- [WHAT THE EXERCISE ASKS]:
Write out each line below precisely, passing over the pictures.

Interface dataset entries
--------------------------------

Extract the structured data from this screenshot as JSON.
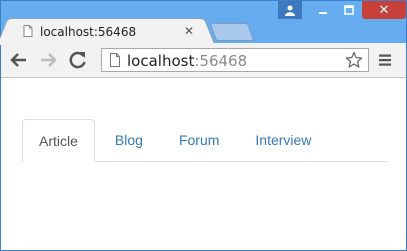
{
  "browser": {
    "tab_title": "localhost:56468",
    "url_host": "localhost",
    "url_port": ":56468",
    "icons": {
      "back": "back-arrow-icon",
      "forward": "forward-arrow-icon",
      "reload": "reload-icon",
      "page": "page-icon",
      "star": "star-icon",
      "menu": "hamburger-menu-icon",
      "user": "user-icon",
      "close_tab": "close-icon"
    },
    "window_controls": [
      "user",
      "minimize",
      "maximize",
      "close"
    ]
  },
  "page": {
    "tabs": [
      {
        "label": "Article",
        "active": true
      },
      {
        "label": "Blog",
        "active": false
      },
      {
        "label": "Forum",
        "active": false
      },
      {
        "label": "Interview",
        "active": false
      }
    ],
    "colors": {
      "link": "#337ab7",
      "active_text": "#555555",
      "border": "#dddddd"
    }
  }
}
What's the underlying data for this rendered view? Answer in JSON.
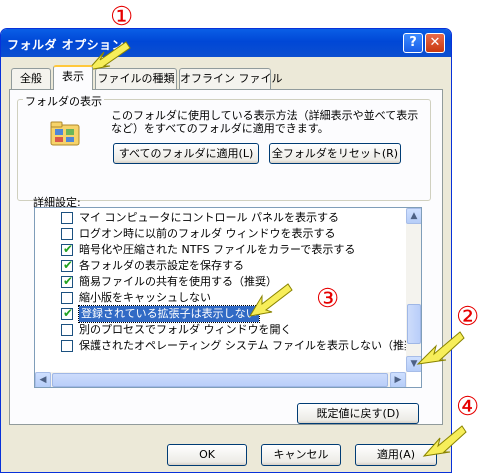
{
  "window": {
    "title": "フォルダ オプション"
  },
  "tabs": [
    {
      "label": "全般",
      "active": false
    },
    {
      "label": "表示",
      "active": true
    },
    {
      "label": "ファイルの種類",
      "active": false
    },
    {
      "label": "オフライン ファイル",
      "active": false
    }
  ],
  "folder_view": {
    "group_label": "フォルダの表示",
    "description": "このフォルダに使用している表示方法（詳細表示や並べて表示など）をすべてのフォルダに適用できます。",
    "description_line1": "このフォルダに使用している表示方法（詳細表示や並べて表示",
    "description_line2": "など）をすべてのフォルダに適用できます。",
    "apply_all_button": "すべてのフォルダに適用(L)",
    "reset_all_button": "全フォルダをリセット(R)"
  },
  "advanced": {
    "label": "詳細設定:",
    "items": [
      {
        "label": "マイ コンピュータにコントロール パネルを表示する",
        "checked": false
      },
      {
        "label": "ログオン時に以前のフォルダ ウィンドウを表示する",
        "checked": false
      },
      {
        "label": "暗号化や圧縮された NTFS ファイルをカラーで表示する",
        "checked": true
      },
      {
        "label": "各フォルダの表示設定を保存する",
        "checked": true
      },
      {
        "label": "簡易ファイルの共有を使用する（推奨）",
        "checked": true
      },
      {
        "label": "縮小版をキャッシュしない",
        "checked": false
      },
      {
        "label": "登録されている拡張子は表示しない",
        "checked": true,
        "selected": true
      },
      {
        "label": "別のプロセスでフォルダ ウィンドウを開く",
        "checked": false
      },
      {
        "label": "保護されたオペレーティング システム ファイルを表示しない（推奨）",
        "checked": false
      }
    ],
    "restore_defaults_button": "既定値に戻す(D)"
  },
  "footer": {
    "ok_button": "OK",
    "cancel_button": "キャンセル",
    "apply_button": "適用(A)"
  },
  "annotations": [
    {
      "marker": "①"
    },
    {
      "marker": "②"
    },
    {
      "marker": "③"
    },
    {
      "marker": "④"
    }
  ],
  "colors": {
    "title_bar": "#0054e3",
    "selection": "#316ac5",
    "check": "#21a121",
    "callout": "#e60000",
    "arrow_fill": "#f7ee5a"
  }
}
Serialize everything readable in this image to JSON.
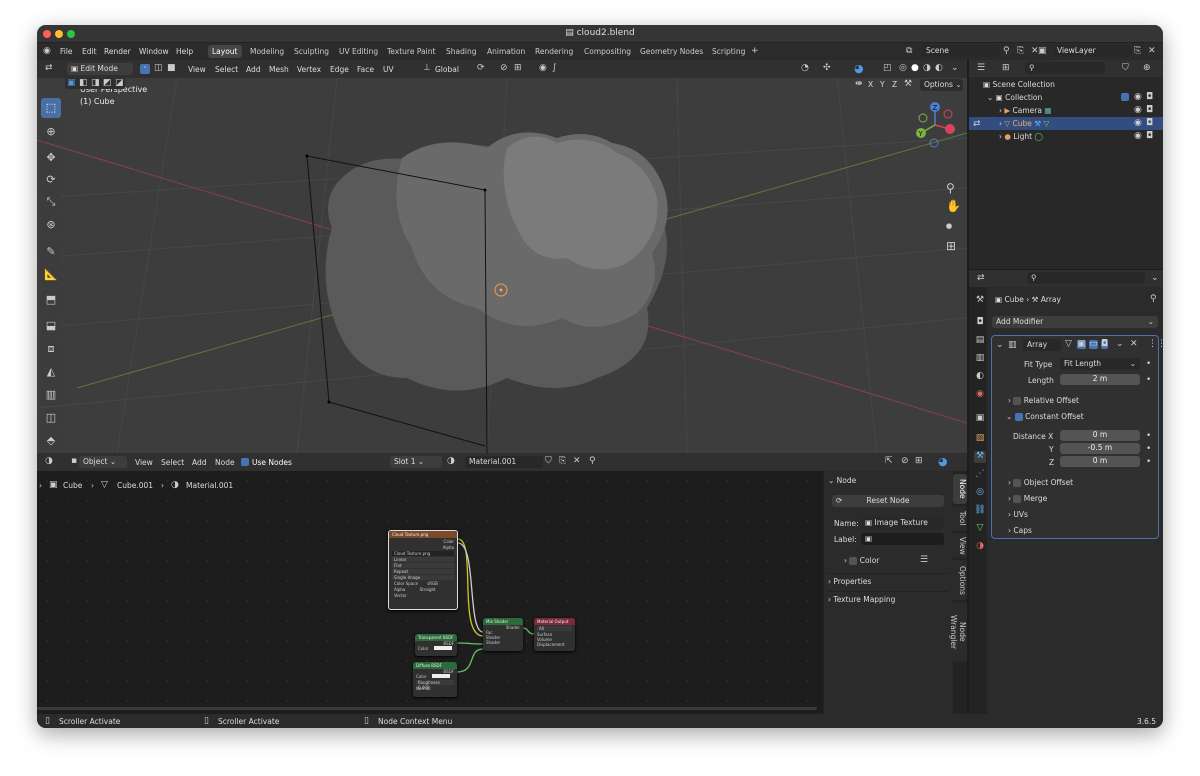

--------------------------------

- [SOLUTION]:
Extract the structured data from this screenshot as JSON.
{
  "browser": {
    "tab_title": "localhost:56468",
    "url_host": "localhost",
    "url_port": ":56468",
    "icons": {
      "back": "back-arrow-icon",
      "forward": "forward-arrow-icon",
      "reload": "reload-icon",
      "page": "page-icon",
      "star": "star-icon",
      "menu": "hamburger-menu-icon",
      "user": "user-icon",
      "close_tab": "close-icon"
    },
    "window_controls": [
      "user",
      "minimize",
      "maximize",
      "close"
    ]
  },
  "page": {
    "tabs": [
      {
        "label": "Article",
        "active": true
      },
      {
        "label": "Blog",
        "active": false
      },
      {
        "label": "Forum",
        "active": false
      },
      {
        "label": "Interview",
        "active": false
      }
    ],
    "colors": {
      "link": "#337ab7",
      "active_text": "#555555",
      "border": "#dddddd"
    }
  }
}
What's the underlying data for this rendered view? Answer in JSON.
{
  "window": {
    "title": "フォルダ オプション"
  },
  "tabs": [
    {
      "label": "全般",
      "active": false
    },
    {
      "label": "表示",
      "active": true
    },
    {
      "label": "ファイルの種類",
      "active": false
    },
    {
      "label": "オフライン ファイル",
      "active": false
    }
  ],
  "folder_view": {
    "group_label": "フォルダの表示",
    "description": "このフォルダに使用している表示方法（詳細表示や並べて表示など）をすべてのフォルダに適用できます。",
    "description_line1": "このフォルダに使用している表示方法（詳細表示や並べて表示",
    "description_line2": "など）をすべてのフォルダに適用できます。",
    "apply_all_button": "すべてのフォルダに適用(L)",
    "reset_all_button": "全フォルダをリセット(R)"
  },
  "advanced": {
    "label": "詳細設定:",
    "items": [
      {
        "label": "マイ コンピュータにコントロール パネルを表示する",
        "checked": false
      },
      {
        "label": "ログオン時に以前のフォルダ ウィンドウを表示する",
        "checked": false
      },
      {
        "label": "暗号化や圧縮された NTFS ファイルをカラーで表示する",
        "checked": true
      },
      {
        "label": "各フォルダの表示設定を保存する",
        "checked": true
      },
      {
        "label": "簡易ファイルの共有を使用する（推奨）",
        "checked": true
      },
      {
        "label": "縮小版をキャッシュしない",
        "checked": false
      },
      {
        "label": "登録されている拡張子は表示しない",
        "checked": true,
        "selected": true
      },
      {
        "label": "別のプロセスでフォルダ ウィンドウを開く",
        "checked": false
      },
      {
        "label": "保護されたオペレーティング システム ファイルを表示しない（推奨）",
        "checked": false
      }
    ],
    "restore_defaults_button": "既定値に戻す(D)"
  },
  "footer": {
    "ok_button": "OK",
    "cancel_button": "キャンセル",
    "apply_button": "適用(A)"
  },
  "annotations": [
    {
      "marker": "①"
    },
    {
      "marker": "②"
    },
    {
      "marker": "③"
    },
    {
      "marker": "④"
    }
  ],
  "colors": {
    "title_bar": "#0054e3",
    "selection": "#316ac5",
    "check": "#21a121",
    "callout": "#e60000",
    "arrow_fill": "#f7ee5a"
  }
}
Serialize everything readable in this image to JSON.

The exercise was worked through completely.